Let me say something in complete honesty: I have never watched a full episode of The Tonight Show. I mean, I get why people like it, or at least intellectually I do: Jay Leno is a man of the people! He loves cars! His jokes appeal to the lowest common denominator and his sketches are so completely innocuous as to not offend anyone (except the celebrated figures they mock,) that they actually transcend themselves to pieces of bizarre performance art.
But as Leno left his perch as the host of The Tonight Show for the third time last night–waved off the stage by a host of celebrity friends and MC’d in the most ridiculous music segment of all time by Billy Crystal–I just had to pause for a second. This is a time for reflection, to actually sit and look at the broad expanse of 5,742 shows (approximately) and ask “What the hell WAS that?”
How lucky is Jefferson Mays? In the vigorously homicidal new Broadway musical farce A Gentleman’s Guide to Love and Murder at the Walter Kerr Theater, he is the first actor in history to die eight times in every performance. Talk about stealing the show!
As we were otherwise unoccupied on Sunday night, we turned on the television to watch the 84th Academy Awards. “You’re only two years older than me,” Christopher Plummer crooned to his newly acquired gold statue, “Where have you been all my life?” Mr. Plummer won Best Supporting Actor for his role in The Beginners, giving him the distinction of being the oldest actor to ever win an Oscar. But by the end of the telecast, we’d all aged at least a couple of decades, as did Billy Crystal, who seemed to have peeked inside the Ark of the Covenant right before the broadcast.
The whole night was full of non-surprises.
As painful and alienating spectacles go, this year’s Academy Awards ceremony at least had the virtue of a certain grim efficiency. Billy Crystal, hosting the awards for the ninth time, desperately reprised his never-funny opening montage bit, where he’s cut into scenes from the year’s marquee films; when he launched into his still less-funny medley Read More
Last night’s Oscars were as draggy as ever–perhaps it’s time to give up the ghost of the hope that they can magically become a breezy ceremony, or at least to stop complaining annually that the jokes are hackneyed and the show’s self-congratulatory. The jokes being hackneyed are kind of the point, and, given that this Read More
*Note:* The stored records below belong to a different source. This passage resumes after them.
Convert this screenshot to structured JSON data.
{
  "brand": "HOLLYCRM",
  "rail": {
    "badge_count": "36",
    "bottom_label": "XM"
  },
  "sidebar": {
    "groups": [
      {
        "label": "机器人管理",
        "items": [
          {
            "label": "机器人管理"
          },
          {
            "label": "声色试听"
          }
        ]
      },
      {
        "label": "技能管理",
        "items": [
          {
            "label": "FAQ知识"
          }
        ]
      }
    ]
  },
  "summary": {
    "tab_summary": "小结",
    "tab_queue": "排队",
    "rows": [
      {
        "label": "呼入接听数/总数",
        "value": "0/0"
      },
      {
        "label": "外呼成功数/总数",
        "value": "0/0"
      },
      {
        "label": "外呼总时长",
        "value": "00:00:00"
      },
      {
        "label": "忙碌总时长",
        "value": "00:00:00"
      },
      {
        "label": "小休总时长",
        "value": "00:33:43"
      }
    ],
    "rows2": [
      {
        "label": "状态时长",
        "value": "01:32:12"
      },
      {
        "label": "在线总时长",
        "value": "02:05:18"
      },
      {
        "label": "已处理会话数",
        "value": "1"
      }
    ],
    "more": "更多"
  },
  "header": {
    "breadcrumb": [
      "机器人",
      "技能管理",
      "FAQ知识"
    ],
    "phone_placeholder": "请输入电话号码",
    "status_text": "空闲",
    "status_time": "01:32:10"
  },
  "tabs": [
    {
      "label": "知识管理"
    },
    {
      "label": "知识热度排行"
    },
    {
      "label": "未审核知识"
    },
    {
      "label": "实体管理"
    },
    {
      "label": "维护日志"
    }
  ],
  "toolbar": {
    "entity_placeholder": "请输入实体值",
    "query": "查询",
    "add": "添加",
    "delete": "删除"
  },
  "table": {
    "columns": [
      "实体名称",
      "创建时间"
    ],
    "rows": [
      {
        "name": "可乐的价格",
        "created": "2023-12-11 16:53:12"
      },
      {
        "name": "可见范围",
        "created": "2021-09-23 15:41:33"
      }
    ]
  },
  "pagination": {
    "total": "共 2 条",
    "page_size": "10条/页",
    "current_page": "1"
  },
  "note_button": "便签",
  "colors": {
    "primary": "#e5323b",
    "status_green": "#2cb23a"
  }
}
It’s been a rocky year for the American Academy of Motion Picture Arts and Sciences. Not only did Brett Ratner resign from producing the show, but the ballots were so confusing! Plus, no more appealing to the youngsters with hotties James Franco and Anne Hathaway; this year the Academy is going with their old hosting standby, Billy Crystal. (That’s after Eddie Murphy and a bunch of others turned down the duty.)
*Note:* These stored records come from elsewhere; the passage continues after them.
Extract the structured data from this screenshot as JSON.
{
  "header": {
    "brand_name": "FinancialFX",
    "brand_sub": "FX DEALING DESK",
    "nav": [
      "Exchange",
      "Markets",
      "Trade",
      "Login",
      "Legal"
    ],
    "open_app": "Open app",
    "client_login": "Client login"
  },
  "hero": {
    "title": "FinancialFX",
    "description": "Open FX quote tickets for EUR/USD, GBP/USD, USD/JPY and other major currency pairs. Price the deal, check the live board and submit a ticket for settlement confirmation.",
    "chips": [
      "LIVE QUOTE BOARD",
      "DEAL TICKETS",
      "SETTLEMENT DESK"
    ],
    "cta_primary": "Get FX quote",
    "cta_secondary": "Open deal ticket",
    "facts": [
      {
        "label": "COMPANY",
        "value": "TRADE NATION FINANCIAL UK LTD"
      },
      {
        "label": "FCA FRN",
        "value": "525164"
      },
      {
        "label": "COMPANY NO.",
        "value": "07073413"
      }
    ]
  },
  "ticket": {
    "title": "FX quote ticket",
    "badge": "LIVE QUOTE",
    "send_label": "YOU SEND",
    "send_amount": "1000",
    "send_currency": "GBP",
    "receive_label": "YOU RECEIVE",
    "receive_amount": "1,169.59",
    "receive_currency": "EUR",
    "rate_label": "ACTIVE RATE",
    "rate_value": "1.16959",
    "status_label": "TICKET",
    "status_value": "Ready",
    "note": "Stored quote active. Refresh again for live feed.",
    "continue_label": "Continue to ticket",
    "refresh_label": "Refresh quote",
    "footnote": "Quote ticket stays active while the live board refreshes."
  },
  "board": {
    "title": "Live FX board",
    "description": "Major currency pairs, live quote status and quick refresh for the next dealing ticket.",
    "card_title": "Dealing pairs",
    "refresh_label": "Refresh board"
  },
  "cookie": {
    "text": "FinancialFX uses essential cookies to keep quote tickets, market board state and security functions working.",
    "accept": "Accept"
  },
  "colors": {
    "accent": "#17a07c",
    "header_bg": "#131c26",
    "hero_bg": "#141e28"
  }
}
So how will the awards show get that critical 18-35 demo to tune in? By marketing “funny” commercials for the most venerable and respected film event of the year, obviously. And having said commercials directed by a viral comedy site. Your parents are not going to understand this Oscar commercial (or why there is a commercial for the Oscars this year), so get ready to explain the Internet to them again.
Because you really don’t have to see New Moon for the fourth time in less than a week, Hollywood is pulling out all the trimmings this Thanksgiving. By which we mean yet another movie about the apocalypse (The Road) and one that could potentially cause it to happen (Old Dogs). As we do every Friday, Read More
It’s only been a week, but the strike has done plenty of damage. Late night TV is kaput. Saturday Night Live, too. (Poor Jonah Hill, of Superbad fame, was slated to host.) But it’s Mondays that may suffer the most. Production of 24 has been delayed, with the possibility that Fox may even Read More
The illuminated marquee of the Beacon Theater on Wednesday night read “Hillary’s Birthday Party.”
But despite the flashiness of Hillary Clinton’s 60th birthday celebration—jokes by Billy Crystal, music by the Wallflowers and Elvis Costello—it was first and foremost a political event.
The tickets counted as fund-raising contributions and brought in $1.5 million for the campaign. Read More
The summer 2005 hits The Wedding Crashers and The Aristocrats have reinvigorated fans of brainy comedy. Back in the summer of 1998, one of the genre’s true geniuses, director and writer Harold Ramis, was filming Analyze This with Billy Crystal and Robert De Niro.
Harold Ramis, director of the movies you know cold, has a Read More